At work, giving compliments is as important as it is delicate

At work, giving compliments is as important as it is delicate

Everyone – or almost everyone – likes to receive compliments. But according to some employees, these kind words are rare in companies. However, they are a source of involvement, commitment… and therefore productivity. As long as they are well thought out.

Since 2003, March 1 has been known as World Compliment Day. This is an opportunity to return to the thousand and one virtues of these congratulatory messages, especially in the professional context. Because “well done”, “well done” and “hats off for these good results” can make all the difference in business. The employee who is complimented generally finds in these words a form of validation and encouragement. He will tend to get even more involved in his work.

Canadian researchers had proof of this by conducting an experiment during which volunteers were invited to answer a questionnaire. They asked an actor to pose as a psychology student and strike up a conversation with each of the study participants. The actor began by complimenting them on their attire, before mentioning the fact that he was handing out flyers for a college event. He then had to offer to each volunteer to help him in this mission by distributing flyers themselves.

It is clear that flattery is a powerful motivator. The academics found that 79% of participants who had been complimented on their outfit offered to help the actor, compared to just 46% of those who had not been complimented on their good taste in clothing, according to the BBC . This is explained by the fact that social relations are based on the principle of reciprocity. When we give something, we tend to want to give back.

Compliments work on the same principle. Receiving it has a galvanizing and, above all, motivating effect. When a manager compliments one of the employees on his work, he recognizes his merits and implicitly encourages him to continue on this path. This culture of recognition can even encourage other employees to surpass themselves, which creates a form of collective emulation. But be careful not to fall into the trap of favoritism. A n+1 who always congratulates the same employee, in public, risks attracting the wrath of his other colleagues. This can create a feeling of injustice and negatively affect trust within the team.

Beware of meaningless formulas

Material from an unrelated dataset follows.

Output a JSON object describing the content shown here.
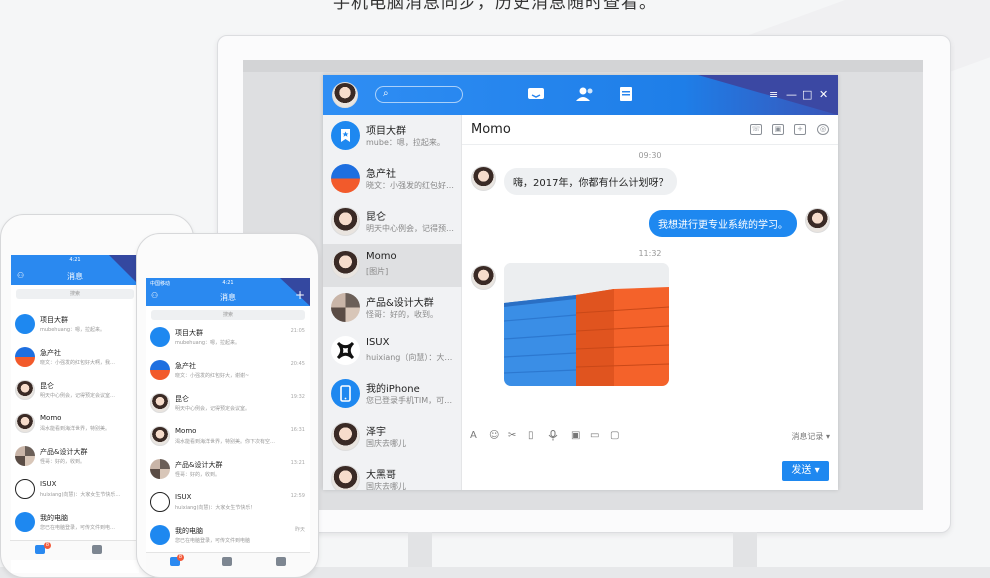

Generally speaking, compliments are a managerial tool that should be used with caution. It will have a positive effect on an employee’s motivation and productivity if it appears fair and sincere. It should also be specific so that the “complimentee” does not see it as an attempt at flattery or manipulation. Thus, there is no point in congratulating an employee because he came to the office when others are reluctant to do so. It is better to congratulate him on his professional achievements or on real behaviors such as taking initiative or solving a problem that he and his colleagues are facing.

Positive reinforcement is only effective when it is proportionate to each person’s efforts. Being an easy compliment tends to arouse distrust rather than general support. As proof, 46% of workers believe that the compliments they receive at work are meaningless, according to a survey that the company OC Tanner conducted among 36,441 office workers from 19 countries. This is certainly due to the fact that most managers are content to compliment their employees with very generic expressions, such as “well done” or “that’s great”. To be effective and impactful, a compliment must be more developed, without necessarily going overboard.

The context in which the compliment is formulated is also determining. Praising your colleagues in public has its advantages, but it is also advisable to do it in smaller groups. Not all employees are comfortable with being congratulated by their supervisor in front of their colleagues. The most introverted and modest personalities will appreciate more receiving this praise by email, for example.

Finally, we must resist the temptation of permanent positive reinforcement. Compliment is a powerful lever for commitment, if used intelligently and sparingly. Doing too much is as harmful as not doing enough. Cultivating gratitude and recognition in business is crucial but it requires a certain finesse. Employees should not be motivated solely by the prospect of receiving a good word from their superior. The compliment must be the icing on the cake and not what keeps the troops going.

30 quotes about work

Slide: 30 quotes about work